WPA was introduced as a successor of WEP on the way to the final IEEE 802.11i standard. It uses the Temporal Key Integrity Protocol (TKIP) to support confidentiality and integrity. Until 2008, that the first attack was published , TKIP was believed to be secure. Furthermore, to support authentication, WPA uses the 802.1X protocol.
More specifically, TKIP uses the RC4 encryption algorithm like WEP, but in order to reinforce security it doubles the IV to 48 bits. These 48-bits are used as a TKIP Sequence Counter (TSC) in order to create a sequence during packet transmission and enhance security to replay attacks. Also, the key mixing function is more complicated. A unique encryption key is generated for MAC Protocol Data Unit (MPDU) by combining the transmit address, the temporal key and the TSC.
Concerning integrity, TKIP uses an 8-byte field called Message Integrity Check (MIC) and has a function similar to the older Integrity Check Value (ICV). However, MIC protects both packet payload and header while ICV protects only the packet payload. The algorithm that implements the MIC is called "Michael". MIC enhances security to forgery attacks.
Fig. 3 WPA MPDU Format
Moreover, WPA uses the same authentication methods described in WEP and the 802.1 X authentication method which was introduced by the 802.11i standard. The 802.1X/EAP authentication mechanisms will be described in the WPA2 section.
4.2 Wi-Fi Protected Access 2 (WPA2)
Based on the IEEE 802.11i standard, WPA2 provides stronger security with new mechanisms without the WEP bindings.

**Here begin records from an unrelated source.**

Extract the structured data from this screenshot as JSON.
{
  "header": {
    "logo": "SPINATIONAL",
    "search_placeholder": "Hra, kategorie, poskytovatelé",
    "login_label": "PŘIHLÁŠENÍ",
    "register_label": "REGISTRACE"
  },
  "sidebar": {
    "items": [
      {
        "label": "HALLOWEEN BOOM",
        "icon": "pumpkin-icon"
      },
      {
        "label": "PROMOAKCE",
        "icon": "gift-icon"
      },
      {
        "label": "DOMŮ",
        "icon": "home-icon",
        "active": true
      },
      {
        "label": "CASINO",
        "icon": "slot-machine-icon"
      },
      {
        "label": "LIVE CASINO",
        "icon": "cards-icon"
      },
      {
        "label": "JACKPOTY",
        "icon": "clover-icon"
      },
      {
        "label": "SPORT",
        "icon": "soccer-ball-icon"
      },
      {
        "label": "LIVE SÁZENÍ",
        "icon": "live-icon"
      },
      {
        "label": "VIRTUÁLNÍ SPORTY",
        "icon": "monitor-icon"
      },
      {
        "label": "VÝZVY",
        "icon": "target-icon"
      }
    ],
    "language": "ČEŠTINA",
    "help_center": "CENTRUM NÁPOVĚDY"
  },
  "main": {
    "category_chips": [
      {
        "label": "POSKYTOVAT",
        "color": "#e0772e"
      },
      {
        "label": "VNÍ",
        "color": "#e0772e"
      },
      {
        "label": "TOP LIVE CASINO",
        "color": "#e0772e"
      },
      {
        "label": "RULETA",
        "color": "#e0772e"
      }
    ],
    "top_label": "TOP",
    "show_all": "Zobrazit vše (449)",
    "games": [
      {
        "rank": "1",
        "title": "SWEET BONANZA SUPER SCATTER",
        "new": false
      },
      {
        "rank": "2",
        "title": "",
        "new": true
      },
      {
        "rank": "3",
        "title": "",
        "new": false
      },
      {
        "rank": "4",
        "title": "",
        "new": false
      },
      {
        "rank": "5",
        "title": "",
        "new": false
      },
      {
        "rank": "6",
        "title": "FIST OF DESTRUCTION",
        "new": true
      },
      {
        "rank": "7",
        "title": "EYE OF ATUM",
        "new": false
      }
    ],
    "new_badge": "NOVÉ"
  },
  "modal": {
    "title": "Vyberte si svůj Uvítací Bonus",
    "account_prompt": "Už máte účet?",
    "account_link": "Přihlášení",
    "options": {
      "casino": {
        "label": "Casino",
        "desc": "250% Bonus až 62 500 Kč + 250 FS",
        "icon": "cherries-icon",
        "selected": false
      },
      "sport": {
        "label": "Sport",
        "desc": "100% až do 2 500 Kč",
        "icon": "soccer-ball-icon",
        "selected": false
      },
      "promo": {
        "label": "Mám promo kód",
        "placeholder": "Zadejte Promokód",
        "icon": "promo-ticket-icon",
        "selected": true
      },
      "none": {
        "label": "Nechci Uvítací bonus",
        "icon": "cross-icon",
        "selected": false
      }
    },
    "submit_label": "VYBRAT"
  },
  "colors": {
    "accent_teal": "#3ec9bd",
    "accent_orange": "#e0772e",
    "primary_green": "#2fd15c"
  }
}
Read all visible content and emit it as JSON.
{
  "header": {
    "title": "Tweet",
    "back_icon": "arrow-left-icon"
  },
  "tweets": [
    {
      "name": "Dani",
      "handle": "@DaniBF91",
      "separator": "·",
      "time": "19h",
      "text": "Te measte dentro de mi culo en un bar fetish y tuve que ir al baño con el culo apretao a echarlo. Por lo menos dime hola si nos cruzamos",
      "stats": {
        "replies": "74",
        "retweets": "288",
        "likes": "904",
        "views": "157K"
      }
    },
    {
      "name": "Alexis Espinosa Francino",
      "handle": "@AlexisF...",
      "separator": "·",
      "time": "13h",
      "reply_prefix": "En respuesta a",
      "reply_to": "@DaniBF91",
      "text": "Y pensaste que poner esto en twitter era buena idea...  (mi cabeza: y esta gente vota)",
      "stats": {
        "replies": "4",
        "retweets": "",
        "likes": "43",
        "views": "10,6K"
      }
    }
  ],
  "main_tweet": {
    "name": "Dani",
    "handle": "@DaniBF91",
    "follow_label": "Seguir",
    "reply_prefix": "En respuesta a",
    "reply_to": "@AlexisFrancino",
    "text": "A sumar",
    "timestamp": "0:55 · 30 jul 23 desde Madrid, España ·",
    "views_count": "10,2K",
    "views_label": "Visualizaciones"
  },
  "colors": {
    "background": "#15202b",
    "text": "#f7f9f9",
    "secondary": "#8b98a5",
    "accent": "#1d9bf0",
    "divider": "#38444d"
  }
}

The IEEE 802.11i defines the Robust Security Network Association (RSNA) and separates security into the pre-RSNA mode (WEP and WAP) and the RSNA mode (WPA2).
WPA2 uses the Counter Mode with Cipher Block Chaining Message Authentication Code ProtocolÂ (CCMP) to support confidentiality and integrity. CCMP uses AES encryption algorithm with a 128 bit key field and 128 bit block field size. The encrypted fields of the WPA2 MPDU are the payload and the MIC. CCMP does not use the WEP ICV anymore.
Fig. 4 WPA2 MPDU Format
Concerning authentication, WPA2 uses the 802.1X method. This method specifies three main entities, an authentication server, an authenticator and a supplicant. A supplicant is a client device that wants to connect to the WLAN, an authenticator is usually a wireless access point and an authentication server is a host supporting the RADIUS and EAP protocols. The authentication procedure that takes place between them is the following: once the authentication server authenticates a supplicant, informs and passes key material to the authenticator. As a result, key material exchange is implemented between the supplicant and the authenticator using the Extensive Authentication Protocol over LAN (EAPOL). In order to create keys for the EAPOL handshaking procedure a key hierarchy is used. There are two key hierarchies in the IEEE 802.11i: the pairwise key hierarchy for unicast traffic protection and the group key hierarchy for multicast and broadcast traffic protection. Furthermore, the key exchange can be implemented in two ways: with the 4-way handshake and the group handshake.
5. WEP, WAP, and WAP2 Security Comparison
In this section, a summary of the security mechanisms implemented in WEP, WAP and WAP2 is presented to support authentication, confidentiality and integrity.
Shared Key Authentication
802.11X authentication with (RADIUS) server
RC4 with 64 bit key
RC4 with 128 bit key
MPDU + ICV
RC4 with 256-bit key
MPDU + MIC + ICV
AES-CCM with 128 bit TK
MPDU + MIC
32 bit ICV with CRC-32
(i) 64 bit Michael MIC
(ii) 32 bit ICV
(i) 64bit CCMMIC for traffic messages
(ii-a) HMAC-MD5 with KCK,
(ii-b) HMAC-SHA1 with 128 bit KCK for
EAPOL 4-way handshake
It is apparent that WEP and WAP, with the use of the RC4 encryption algorithm and shared key authentication cannot provide guaranteed confidentiality, integrity and user-authentication. Therefore, it can be said that only WPA2 implements strong security characteristics and it is a secure solution in a WLAN.